A day before the Texas Education Agency is scheduled to release further guidance about the coming school year, the American Federation of Teachers and its Texas division are demanding the state require every school district to submit a detailed reopening plan outlining how they will safeguard students and staff from the spread of COVID-19.
Gov. Greg Abbott said last week that students will be returning to the classroom in the fall. That news was followed by the TEA’s announcement that school districts will not be required to mandate that schoolchildren wear masks or be tested for COVID-19 symptoms.
“The safe re-opening of Texas schools can’t be done on a wing and a prayer, but that’s exactly what will happen if masks, testing and other necessary precautions aren’t required,” said AFT President Zeph Capo in a news release on Monday.
Capo shared how highly concerned educators and parents are about reopening the right way and with precautions in an email to Reform Austin on Monday.
“They don’t want school buildings to become the next hot zones. If reopening involves using school buildings, every school district should be required to spell out how they will ensure safety, using science and federal guidelines as guidance.
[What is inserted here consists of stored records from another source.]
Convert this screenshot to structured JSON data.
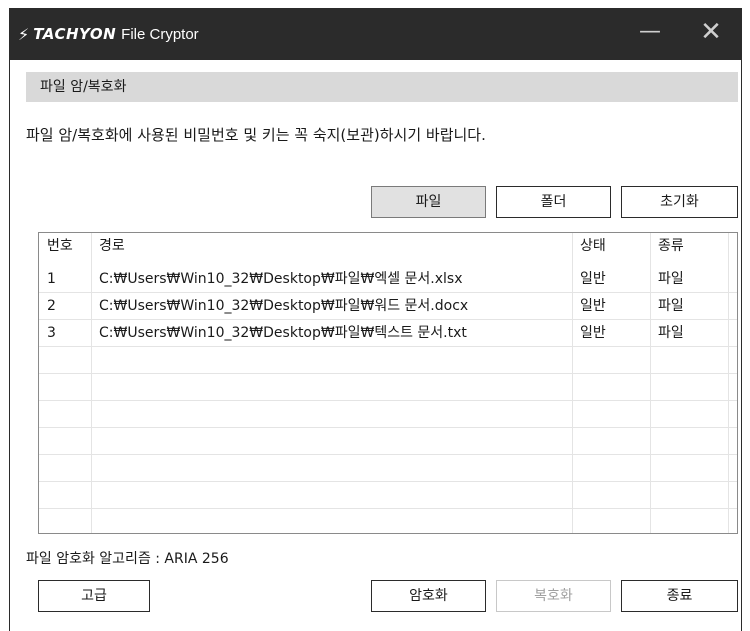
{
  "titlebar": {
    "brand": "TACHYON",
    "app_name": "File Cryptor",
    "minimize_icon": "—",
    "close_icon": "✕"
  },
  "section_title": "파일 암/복호화",
  "notice": "파일 암/복호화에 사용된 비밀번호 및 키는 꼭 숙지(보관)하시기 바랍니다.",
  "top_buttons": {
    "file": "파일",
    "folder": "폴더",
    "reset": "초기화"
  },
  "table": {
    "headers": [
      "번호",
      "경로",
      "상태",
      "종류"
    ],
    "rows": [
      [
        "1",
        "C:₩Users₩Win10_32₩Desktop₩파일₩엑셀 문서.xlsx",
        "일반",
        "파일"
      ],
      [
        "2",
        "C:₩Users₩Win10_32₩Desktop₩파일₩워드 문서.docx",
        "일반",
        "파일"
      ],
      [
        "3",
        "C:₩Users₩Win10_32₩Desktop₩파일₩텍스트 문서.txt",
        "일반",
        "파일"
      ]
    ]
  },
  "algorithm": "파일 암호화 알고리즘 : ARIA 256",
  "bottom_buttons": {
    "advanced": "고급",
    "encrypt": "암호화",
    "decrypt": "복호화",
    "exit": "종료"
  },
  "colors": {
    "titlebar": "#2b2b2b",
    "header_band": "#d9d9d9"
  }
}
All of this takes funding.”
“Texas is still holding most of the state’s allocation of $1.2 billion appropriated by Congress for school districts to mitigate the unbudgeted expenses from COVID-19,” Capo added. “That money should be distributed, and Governor Abbott should call on the U.S. Senate to pass the HEROES Act so that states and municipalities get at least the same financial consideration as the private sector did in both CARES Acts.”
The AFT proposes that each school district’s reopening plan be framed using the five pillars of the AFT’s “A Plan to Safely Reopen America’s Schools and Communities:”
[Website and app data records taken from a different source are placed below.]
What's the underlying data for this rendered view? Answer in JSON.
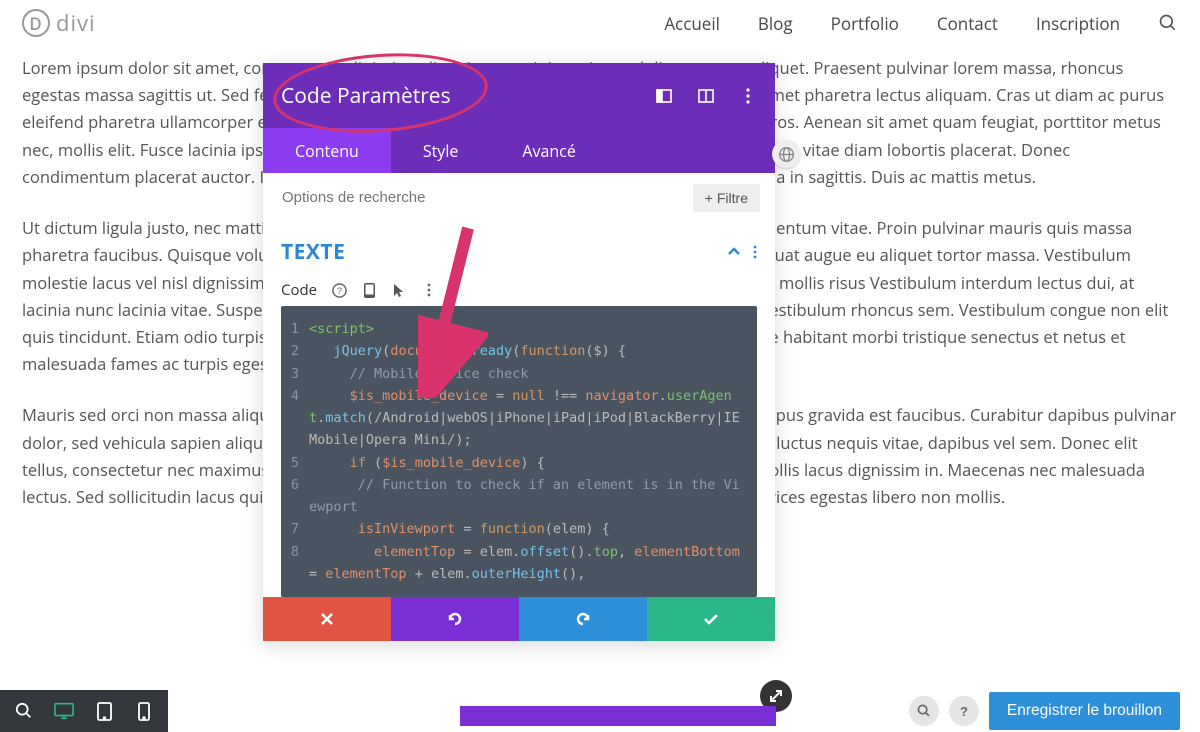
{
  "logo_text": "divi",
  "nav": [
    "Accueil",
    "Blog",
    "Portfolio",
    "Contact",
    "Inscription"
  ],
  "paragraphs": [
    "Lorem ipsum dolor sit amet, consectetur adipiscing elit. Etiam suscipit sapien sed diam congue aliquet. Praesent pulvinar lorem massa, rhoncus egestas massa sagittis ut. Sed felis arcu, lacinia sed urna vitae, varius tempor justo. Curabitur sit amet pharetra lectus aliquam. Cras ut diam ac purus eleifend pharetra ullamcorper eu ipsum Aenean aliquam purus eget orci ultricies, eget tincidunt eros. Aenean sit amet quam feugiat, porttitor metus nec, mollis elit. Fusce lacinia ipsum at erat accumsan tempus. Donec vel dolor sed ales. Nam sed nibh vitae diam lobortis placerat. Donec condimentum placerat auctor. In lectus purus, tristique id ac, dictum sed elit. Sed et gravida at nulla in sagittis. Duis ac mattis metus.",
    "Ut dictum ligula justo, nec mattis tellus mattis non. Duis euismod erat vitae dapibus. Quisque fermentum vitae. Proin pulvinar mauris quis massa pharetra faucibus. Quisque volutpat quam lorem. Aliquam dictum velit ac nisl laoreet, quis consequat augue eu aliquet tortor massa. Vestibulum molestie lacus vel nisl dignissim commodo. Pellentesque dapibus tellus at felis commodo, sit amet mollis risus Vestibulum interdum lectus dui, at lacinia nunc lacinia vitae. Suspendisse porta fermentum orci, nec pharetra dui interdum at. Duis vestibulum rhoncus sem. Vestibulum congue non elit quis tincidunt. Etiam odio turpis, bibendum vel sapien interdum, tempor luctus enim. Pellentesque habitant morbi tristique senectus et netus et malesuada fames ac turpis egestas.",
    "Mauris sed orci non massa aliquam luctus. Morbi at nibh eu tellus vestibulum euismod. Morbi tempus gravida est faucibus. Curabitur dapibus pulvinar dolor, sed vehicula sapien aliquet eu. Morbi rhoncus justo erat, vitae finibus urna tincidunt a. Duis luctus nequis vitae, dapibus vel sem. Donec elit tellus, consectetur nec maximus ut, ornare sit amet neque. Nam ut augue eget mauris posuere mollis lacus dignissim in. Maecenas nec malesuada lectus. Sed sollicitudin lacus quis lorem suscipit porttitor. In feugiat mattis massa et rutrum. Ut ultrices egestas libero non mollis."
  ],
  "modal": {
    "title": "Code Paramètres",
    "tabs": [
      "Contenu",
      "Style",
      "Avancé"
    ],
    "active_tab": 0,
    "search_placeholder": "Options de recherche",
    "filter_label": "Filtre",
    "section_title": "TEXTE",
    "field_label": "Code"
  },
  "code_lines": [
    {
      "n": "1",
      "html": "<span class='tok-tag'>&lt;script&gt;</span>"
    },
    {
      "n": "2",
      "html": "   <span class='tok-fn'>jQuery</span><span class='tok-punc'>(</span><span class='tok-var'>document</span><span class='tok-punc'>).</span><span class='tok-fn'>ready</span><span class='tok-punc'>(</span><span class='tok-kw'>function</span><span class='tok-punc'>($) {</span>"
    },
    {
      "n": "3",
      "html": "     <span class='tok-comment'>// Mobile device check</span>"
    },
    {
      "n": "4",
      "html": "     <span class='tok-var'>$is_mobile_device</span> <span class='tok-punc'>=</span> <span class='tok-kw'>null</span> <span class='tok-punc'>!==</span> <span class='tok-var'>navigator</span><span class='tok-punc'>.</span><span class='tok-prop'>userAgent</span><span class='tok-punc'>.</span><span class='tok-fn'>match</span><span class='tok-punc'>(</span><span class='tok-str'>/Android|webOS|iPhone|iPad|iPod|BlackBerry|IEMobile|Opera Mini/</span><span class='tok-punc'>);</span>"
    },
    {
      "n": "5",
      "html": "     <span class='tok-kw'>if</span> <span class='tok-punc'>(</span><span class='tok-var'>$is_mobile_device</span><span class='tok-punc'>) {</span>"
    },
    {
      "n": "6",
      "html": "      <span class='tok-comment'>// Function to check if an element is in the Viewport</span>"
    },
    {
      "n": "7",
      "html": "      <span class='tok-var'>isInViewport</span> <span class='tok-punc'>=</span> <span class='tok-kw'>function</span><span class='tok-punc'>(elem) {</span>"
    },
    {
      "n": "8",
      "html": "        <span class='tok-var'>elementTop</span> <span class='tok-punc'>=</span> <span class='tok-str'>elem</span><span class='tok-punc'>.</span><span class='tok-fn'>offset</span><span class='tok-punc'>().</span><span class='tok-prop'>top</span><span class='tok-punc'>,</span> <span class='tok-var'>elementBottom</span> <span class='tok-punc'>=</span> <span class='tok-var'>elementTop</span> <span class='tok-punc'>+</span> <span class='tok-str'>elem</span><span class='tok-punc'>.</span><span class='tok-fn'>outerHeight</span><span class='tok-punc'>(),</span>"
    }
  ],
  "bottombar": {
    "save_draft": "Enregistrer le brouillon"
  }
}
- Maintain physical distance until the number of new cases decline for at least 14 consecutive days.
- Put in place the infrastructure and resources to test, trace and isolate new cases.
- Deploy public health tools that prevent the spread of the virus, and align them with educational strategies that meet the needs of students.
- Involve workers, unions, parents and the community in all reopening planning.
- Invest in public health and in schools so that America’s communities and their futures are not abandoned.
As Reform Austin reported, the TEA has ordered millions of pieces of personal protective equipment for Texas school districts for the 2020-2021 school year, but that has not alleviated the concerns.
Capo said because of massive education budget cuts, tackling physical distancing, masks and everything else that a district deems necessary to safely open will take funding and thoughtful precautions.
“We’re still learning how this virus spreads in young people and still figuring out the best ways to protect educators who have kept our students safe and engaged through remote learning for the last three months. A rushed reopening without preventions says: Your health and safety don’t matter,” Capo said.